John is the executive editor of MoneyWeek and writes our daily investment email, Money Morning. John graduated from Strathclyde University with a degree in psychology in 1996 and has always been fascinated by the gap between the way the market works in theory and the way it works in practice, and by how our deep-rooted instincts work against our best interests as investors.

He started out in journalism by writing articles about the specific business challenges facing family firms. In 2003, he took a job on the finance desk of Teletext, where he spent two years covering the markets and breaking financial news. John joined MoneyWeek in 2005.

His work has been published in Families in Business, Shares magazine, Spear's Magazine, The Sunday Times, and The Spectator among others. He has also appeared as an expert commentator on BBC Radio 4's Today programme, BBC Radio Scotland, Newsnight, Daily Politics and Bloomberg.

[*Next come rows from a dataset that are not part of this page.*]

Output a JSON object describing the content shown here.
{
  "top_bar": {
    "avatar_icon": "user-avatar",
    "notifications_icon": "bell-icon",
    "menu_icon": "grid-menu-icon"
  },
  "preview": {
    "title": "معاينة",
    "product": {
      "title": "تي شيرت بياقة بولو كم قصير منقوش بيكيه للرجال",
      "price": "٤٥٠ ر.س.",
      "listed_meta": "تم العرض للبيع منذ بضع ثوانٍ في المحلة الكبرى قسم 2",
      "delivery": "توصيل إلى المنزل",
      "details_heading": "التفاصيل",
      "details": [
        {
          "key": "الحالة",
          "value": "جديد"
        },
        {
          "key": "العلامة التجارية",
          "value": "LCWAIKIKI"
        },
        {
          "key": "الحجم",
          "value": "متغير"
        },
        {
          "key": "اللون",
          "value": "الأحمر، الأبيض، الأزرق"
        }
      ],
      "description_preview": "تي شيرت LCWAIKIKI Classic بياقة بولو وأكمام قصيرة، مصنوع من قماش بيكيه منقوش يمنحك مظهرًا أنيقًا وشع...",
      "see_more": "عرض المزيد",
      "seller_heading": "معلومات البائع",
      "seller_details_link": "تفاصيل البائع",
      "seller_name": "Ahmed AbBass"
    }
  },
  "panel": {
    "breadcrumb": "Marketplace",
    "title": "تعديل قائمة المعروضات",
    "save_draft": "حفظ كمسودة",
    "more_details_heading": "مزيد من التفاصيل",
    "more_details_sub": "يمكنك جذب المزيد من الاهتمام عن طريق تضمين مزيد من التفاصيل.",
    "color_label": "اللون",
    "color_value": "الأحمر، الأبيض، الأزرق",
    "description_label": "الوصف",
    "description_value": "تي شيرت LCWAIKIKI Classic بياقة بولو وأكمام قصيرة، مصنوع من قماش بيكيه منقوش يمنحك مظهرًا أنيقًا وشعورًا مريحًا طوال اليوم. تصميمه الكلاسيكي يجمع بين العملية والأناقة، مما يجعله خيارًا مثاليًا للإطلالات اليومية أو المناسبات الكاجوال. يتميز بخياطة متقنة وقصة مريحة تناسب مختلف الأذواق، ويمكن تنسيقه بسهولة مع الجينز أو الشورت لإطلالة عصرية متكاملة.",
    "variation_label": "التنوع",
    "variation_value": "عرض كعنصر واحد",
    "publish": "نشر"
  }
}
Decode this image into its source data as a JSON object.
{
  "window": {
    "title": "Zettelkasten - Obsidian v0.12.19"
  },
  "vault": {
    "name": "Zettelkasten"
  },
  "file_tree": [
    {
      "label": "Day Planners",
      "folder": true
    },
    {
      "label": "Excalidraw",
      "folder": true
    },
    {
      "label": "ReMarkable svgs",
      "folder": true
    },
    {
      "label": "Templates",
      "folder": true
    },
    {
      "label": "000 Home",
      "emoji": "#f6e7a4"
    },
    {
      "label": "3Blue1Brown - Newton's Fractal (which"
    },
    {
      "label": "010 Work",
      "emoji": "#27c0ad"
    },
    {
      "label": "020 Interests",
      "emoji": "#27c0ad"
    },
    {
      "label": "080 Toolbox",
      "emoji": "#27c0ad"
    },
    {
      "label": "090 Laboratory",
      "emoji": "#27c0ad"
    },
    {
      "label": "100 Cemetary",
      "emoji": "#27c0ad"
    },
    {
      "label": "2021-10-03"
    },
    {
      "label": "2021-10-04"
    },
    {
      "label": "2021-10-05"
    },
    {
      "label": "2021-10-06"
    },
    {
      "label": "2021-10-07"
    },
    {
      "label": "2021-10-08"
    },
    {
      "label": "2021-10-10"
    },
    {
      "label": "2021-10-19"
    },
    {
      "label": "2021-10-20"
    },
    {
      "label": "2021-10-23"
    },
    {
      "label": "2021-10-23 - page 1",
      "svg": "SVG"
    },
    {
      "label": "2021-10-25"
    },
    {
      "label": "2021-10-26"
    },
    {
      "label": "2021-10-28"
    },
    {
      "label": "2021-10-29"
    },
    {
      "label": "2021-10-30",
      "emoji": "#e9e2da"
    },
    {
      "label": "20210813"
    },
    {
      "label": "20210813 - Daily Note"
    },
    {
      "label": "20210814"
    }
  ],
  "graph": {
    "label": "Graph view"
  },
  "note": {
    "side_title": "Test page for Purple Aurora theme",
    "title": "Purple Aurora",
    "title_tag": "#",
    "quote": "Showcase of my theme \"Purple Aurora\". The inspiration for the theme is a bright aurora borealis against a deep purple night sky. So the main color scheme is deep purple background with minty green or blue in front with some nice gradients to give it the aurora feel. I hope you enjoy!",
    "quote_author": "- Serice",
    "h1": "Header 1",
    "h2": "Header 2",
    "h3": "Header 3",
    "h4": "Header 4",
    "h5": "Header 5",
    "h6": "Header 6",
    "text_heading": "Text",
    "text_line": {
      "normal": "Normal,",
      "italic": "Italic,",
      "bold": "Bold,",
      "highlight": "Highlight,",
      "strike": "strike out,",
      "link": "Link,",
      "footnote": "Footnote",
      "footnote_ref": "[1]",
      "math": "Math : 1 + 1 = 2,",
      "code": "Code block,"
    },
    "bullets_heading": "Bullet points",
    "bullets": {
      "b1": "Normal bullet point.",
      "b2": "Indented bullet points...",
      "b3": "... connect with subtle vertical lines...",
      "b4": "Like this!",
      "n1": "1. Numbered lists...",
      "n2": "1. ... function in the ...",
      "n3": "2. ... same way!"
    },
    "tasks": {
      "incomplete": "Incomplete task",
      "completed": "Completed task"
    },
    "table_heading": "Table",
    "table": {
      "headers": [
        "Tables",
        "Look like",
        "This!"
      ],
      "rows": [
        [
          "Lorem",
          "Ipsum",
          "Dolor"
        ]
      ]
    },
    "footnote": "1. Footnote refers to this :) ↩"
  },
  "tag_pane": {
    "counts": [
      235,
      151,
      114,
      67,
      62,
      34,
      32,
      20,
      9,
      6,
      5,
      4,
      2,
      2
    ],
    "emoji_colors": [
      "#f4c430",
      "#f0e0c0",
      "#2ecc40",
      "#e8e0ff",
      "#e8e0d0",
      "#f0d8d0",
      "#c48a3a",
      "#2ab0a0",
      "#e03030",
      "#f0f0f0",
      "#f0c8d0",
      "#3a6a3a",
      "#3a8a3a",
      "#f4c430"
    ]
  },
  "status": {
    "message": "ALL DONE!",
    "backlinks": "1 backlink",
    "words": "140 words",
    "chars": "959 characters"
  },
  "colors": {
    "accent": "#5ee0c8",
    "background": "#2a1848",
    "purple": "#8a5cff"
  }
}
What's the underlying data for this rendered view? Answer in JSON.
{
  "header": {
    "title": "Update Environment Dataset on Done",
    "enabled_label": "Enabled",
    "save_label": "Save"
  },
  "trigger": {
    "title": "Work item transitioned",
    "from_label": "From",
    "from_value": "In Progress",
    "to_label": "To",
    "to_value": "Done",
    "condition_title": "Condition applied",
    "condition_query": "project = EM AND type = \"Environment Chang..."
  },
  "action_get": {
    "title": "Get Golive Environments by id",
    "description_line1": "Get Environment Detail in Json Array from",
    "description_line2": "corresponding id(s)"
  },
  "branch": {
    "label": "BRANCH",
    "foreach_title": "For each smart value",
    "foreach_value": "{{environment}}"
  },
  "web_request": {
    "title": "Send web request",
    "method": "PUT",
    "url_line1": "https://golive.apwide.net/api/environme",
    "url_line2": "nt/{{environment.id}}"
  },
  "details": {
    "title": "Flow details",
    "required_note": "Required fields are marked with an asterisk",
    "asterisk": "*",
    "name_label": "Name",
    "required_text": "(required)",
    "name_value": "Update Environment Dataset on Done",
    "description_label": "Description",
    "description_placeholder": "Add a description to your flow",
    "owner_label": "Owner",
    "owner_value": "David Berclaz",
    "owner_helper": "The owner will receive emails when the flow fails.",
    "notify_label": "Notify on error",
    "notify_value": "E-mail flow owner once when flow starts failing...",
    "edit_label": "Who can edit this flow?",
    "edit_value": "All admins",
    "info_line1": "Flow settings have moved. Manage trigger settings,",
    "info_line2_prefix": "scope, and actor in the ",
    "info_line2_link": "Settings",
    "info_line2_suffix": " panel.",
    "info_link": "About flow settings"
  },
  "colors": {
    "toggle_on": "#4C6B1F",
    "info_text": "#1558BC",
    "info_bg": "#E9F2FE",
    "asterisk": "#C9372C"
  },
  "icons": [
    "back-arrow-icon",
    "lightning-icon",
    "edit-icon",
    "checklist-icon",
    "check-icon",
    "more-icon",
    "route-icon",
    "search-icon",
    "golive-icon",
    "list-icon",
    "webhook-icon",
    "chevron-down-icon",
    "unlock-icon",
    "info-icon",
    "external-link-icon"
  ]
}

His first book, on contrarian investing, The Sceptical Investor, was released in March 2019. You can follow John on Twitter at @john_stepek.